Two Italian women working for a humanitarian group in Iraq have been kidnapped in Baghdad.
Pari and Torretta worked on a water and school project
Witnesses said armed men stormed the offices of A Bridge for Baghdad, abducting Simona Pari and Simona Torretta, both 29, and two Iraqis.
More than 100 foreigners have been kidnapped in Iraq since the US-led invasion in March 2003.
Italian Prime Minister Silvio Berlusconi held emergency talks with key ministers to discuss the crisis.
They issued a statement saying they had organised a meeting with representatives of the opposition for Wednesday, "convinced that the unity of the country is the way to respond to terrorism".

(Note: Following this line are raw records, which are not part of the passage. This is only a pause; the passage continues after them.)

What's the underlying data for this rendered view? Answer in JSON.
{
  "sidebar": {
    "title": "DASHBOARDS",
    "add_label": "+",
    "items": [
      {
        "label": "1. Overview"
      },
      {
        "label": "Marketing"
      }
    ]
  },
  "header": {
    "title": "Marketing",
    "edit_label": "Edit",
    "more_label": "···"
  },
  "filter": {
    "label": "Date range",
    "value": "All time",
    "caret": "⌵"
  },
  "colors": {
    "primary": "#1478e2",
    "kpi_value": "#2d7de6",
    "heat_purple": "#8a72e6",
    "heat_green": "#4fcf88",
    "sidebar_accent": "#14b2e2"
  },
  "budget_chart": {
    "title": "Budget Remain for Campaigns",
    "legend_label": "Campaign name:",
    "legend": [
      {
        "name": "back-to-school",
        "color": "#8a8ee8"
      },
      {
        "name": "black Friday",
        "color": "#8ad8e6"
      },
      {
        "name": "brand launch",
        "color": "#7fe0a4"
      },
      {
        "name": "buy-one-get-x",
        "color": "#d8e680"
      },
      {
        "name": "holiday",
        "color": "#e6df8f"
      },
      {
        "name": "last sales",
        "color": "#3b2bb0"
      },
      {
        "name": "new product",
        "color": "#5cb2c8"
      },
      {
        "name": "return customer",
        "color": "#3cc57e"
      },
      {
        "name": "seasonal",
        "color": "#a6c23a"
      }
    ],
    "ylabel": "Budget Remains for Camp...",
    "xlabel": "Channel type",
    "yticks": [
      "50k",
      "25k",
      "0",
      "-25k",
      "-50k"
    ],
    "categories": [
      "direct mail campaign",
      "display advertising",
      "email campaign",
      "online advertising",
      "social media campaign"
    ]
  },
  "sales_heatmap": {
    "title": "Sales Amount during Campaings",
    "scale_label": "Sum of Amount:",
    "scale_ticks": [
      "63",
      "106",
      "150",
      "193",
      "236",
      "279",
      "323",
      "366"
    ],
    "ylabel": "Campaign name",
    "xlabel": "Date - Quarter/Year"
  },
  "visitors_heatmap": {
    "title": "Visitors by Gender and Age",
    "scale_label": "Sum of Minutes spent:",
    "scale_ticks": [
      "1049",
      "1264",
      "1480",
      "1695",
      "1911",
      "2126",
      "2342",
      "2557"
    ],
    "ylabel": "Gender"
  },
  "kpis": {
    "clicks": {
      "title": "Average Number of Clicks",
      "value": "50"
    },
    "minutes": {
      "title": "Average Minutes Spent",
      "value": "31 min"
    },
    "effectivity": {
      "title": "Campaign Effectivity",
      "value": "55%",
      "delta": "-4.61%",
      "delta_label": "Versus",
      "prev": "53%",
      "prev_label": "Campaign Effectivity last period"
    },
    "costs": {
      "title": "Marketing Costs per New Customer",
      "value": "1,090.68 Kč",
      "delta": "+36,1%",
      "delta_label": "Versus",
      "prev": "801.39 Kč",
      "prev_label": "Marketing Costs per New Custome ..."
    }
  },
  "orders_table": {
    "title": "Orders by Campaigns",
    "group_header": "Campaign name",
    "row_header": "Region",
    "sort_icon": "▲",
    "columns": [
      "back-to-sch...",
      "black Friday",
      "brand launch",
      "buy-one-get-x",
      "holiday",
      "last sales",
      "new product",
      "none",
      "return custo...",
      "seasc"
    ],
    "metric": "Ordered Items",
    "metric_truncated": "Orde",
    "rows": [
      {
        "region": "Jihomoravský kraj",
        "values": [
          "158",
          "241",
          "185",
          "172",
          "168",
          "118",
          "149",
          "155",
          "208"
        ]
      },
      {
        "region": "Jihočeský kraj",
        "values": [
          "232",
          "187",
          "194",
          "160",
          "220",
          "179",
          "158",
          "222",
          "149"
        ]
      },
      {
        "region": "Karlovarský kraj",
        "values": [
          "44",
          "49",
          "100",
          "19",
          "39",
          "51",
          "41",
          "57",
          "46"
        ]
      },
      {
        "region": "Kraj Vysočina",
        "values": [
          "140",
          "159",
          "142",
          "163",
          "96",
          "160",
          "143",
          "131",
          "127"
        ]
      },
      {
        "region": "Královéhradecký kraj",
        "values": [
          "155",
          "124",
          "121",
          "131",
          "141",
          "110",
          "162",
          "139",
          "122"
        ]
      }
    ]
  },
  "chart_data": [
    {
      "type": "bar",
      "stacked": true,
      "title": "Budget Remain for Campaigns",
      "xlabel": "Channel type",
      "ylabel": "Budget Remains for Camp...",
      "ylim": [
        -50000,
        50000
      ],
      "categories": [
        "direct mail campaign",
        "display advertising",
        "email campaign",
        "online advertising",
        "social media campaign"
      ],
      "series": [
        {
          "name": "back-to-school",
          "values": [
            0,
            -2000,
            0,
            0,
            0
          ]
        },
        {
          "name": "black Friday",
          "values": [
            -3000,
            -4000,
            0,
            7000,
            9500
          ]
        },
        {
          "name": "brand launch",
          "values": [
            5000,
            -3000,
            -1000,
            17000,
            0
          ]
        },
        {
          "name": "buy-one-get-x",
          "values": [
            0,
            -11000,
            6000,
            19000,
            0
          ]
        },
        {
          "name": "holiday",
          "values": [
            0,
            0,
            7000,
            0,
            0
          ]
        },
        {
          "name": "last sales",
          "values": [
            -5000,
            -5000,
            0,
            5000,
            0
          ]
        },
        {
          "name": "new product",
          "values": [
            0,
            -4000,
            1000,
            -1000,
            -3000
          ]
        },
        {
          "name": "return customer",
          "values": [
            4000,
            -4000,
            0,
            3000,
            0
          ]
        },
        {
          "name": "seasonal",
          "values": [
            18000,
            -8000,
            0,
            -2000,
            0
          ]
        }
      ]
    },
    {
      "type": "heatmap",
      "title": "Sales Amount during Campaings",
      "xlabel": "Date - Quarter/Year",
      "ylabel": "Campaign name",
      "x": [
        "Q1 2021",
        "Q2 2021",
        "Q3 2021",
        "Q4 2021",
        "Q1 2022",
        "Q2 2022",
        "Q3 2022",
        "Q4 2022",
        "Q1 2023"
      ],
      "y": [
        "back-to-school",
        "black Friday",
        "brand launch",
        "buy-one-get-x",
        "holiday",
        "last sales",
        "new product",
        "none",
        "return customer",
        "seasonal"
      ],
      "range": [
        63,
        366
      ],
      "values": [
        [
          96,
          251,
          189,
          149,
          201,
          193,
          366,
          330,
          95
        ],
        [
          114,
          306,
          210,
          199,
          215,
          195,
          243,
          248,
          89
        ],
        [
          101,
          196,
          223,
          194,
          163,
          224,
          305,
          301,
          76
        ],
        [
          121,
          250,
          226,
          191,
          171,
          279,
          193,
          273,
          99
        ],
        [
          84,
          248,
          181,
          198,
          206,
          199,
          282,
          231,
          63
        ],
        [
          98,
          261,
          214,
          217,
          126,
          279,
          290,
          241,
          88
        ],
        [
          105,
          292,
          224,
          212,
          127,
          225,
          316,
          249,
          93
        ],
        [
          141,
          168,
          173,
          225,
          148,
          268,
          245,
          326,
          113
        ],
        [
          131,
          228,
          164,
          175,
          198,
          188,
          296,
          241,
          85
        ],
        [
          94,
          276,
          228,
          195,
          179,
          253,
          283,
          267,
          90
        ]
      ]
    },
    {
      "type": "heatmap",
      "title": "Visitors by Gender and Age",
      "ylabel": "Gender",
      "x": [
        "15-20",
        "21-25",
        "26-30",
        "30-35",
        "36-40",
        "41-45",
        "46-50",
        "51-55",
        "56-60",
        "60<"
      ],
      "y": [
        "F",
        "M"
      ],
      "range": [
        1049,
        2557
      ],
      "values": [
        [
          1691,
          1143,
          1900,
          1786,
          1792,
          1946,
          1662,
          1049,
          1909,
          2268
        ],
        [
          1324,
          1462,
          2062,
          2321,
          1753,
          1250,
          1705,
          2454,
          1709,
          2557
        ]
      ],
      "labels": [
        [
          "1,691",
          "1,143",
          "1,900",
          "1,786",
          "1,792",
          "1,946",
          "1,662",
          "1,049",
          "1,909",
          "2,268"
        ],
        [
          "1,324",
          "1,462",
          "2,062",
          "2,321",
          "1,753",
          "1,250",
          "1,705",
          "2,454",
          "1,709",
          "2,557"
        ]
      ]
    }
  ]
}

One of the Iraqis captured was a male engineer who worked for the humanitarian group.
The other Iraqi, a woman, was believed to work for Intersos, another Italian organisation.
Four Iraqi religious leaders, including two imams, were reported to have appealed for all four hostages to be released.
A spokesperson for A Bridge for Baghdad, based in Rome, confirmed that the women worked on water and school projects in the Iraqi capital.
The kidnappings happened in the Wehda district of Baghdad, on a side just off a busy square and close to a hospital.
Witnesses said that up to 20 heavily-armed kidnappers drove up in three cars to the offices of the two organisations and seized the four hostages.
Jean-Dominique Bunel, of the NGO Co-ordination Committee in Iraq, told the Associated Press news
agency that religious authorities had been contacted.
"We are working for their release," he said.
The two women are not the first Italians to be abducted in Iraq.
Insurgents kidnapped and killed Italian journalist Enzo Baldoni last month as he travelled to the southern city of Najaf.
In April, kidnappers killed Italian security guard Fabrizio Quattrocchi.
A Bridge for Baghdad is a volunteer association created in 1991 to bring aid to the Iraqi people and to oppose the sanctions imposed on the country until the fall of Saddam Hussein, its website says.
The charity has also operated in the Balkans.
The kidnappings come as French authorities continue attempts to negotiate the release of two journalists seized in Iraq more than two weeks ago.
Diplomats hoping to secure the release of Christian Chesnot and Georges Malbrunot held talks on Tuesday with Shia Muslim clerics believed to have contact with Iraqi insurgents holding the journalists.
Hatem al-Zaid, a member of the Muslim Scholars Committee, said: "We are just waiting and hoping the French hostages will be freed."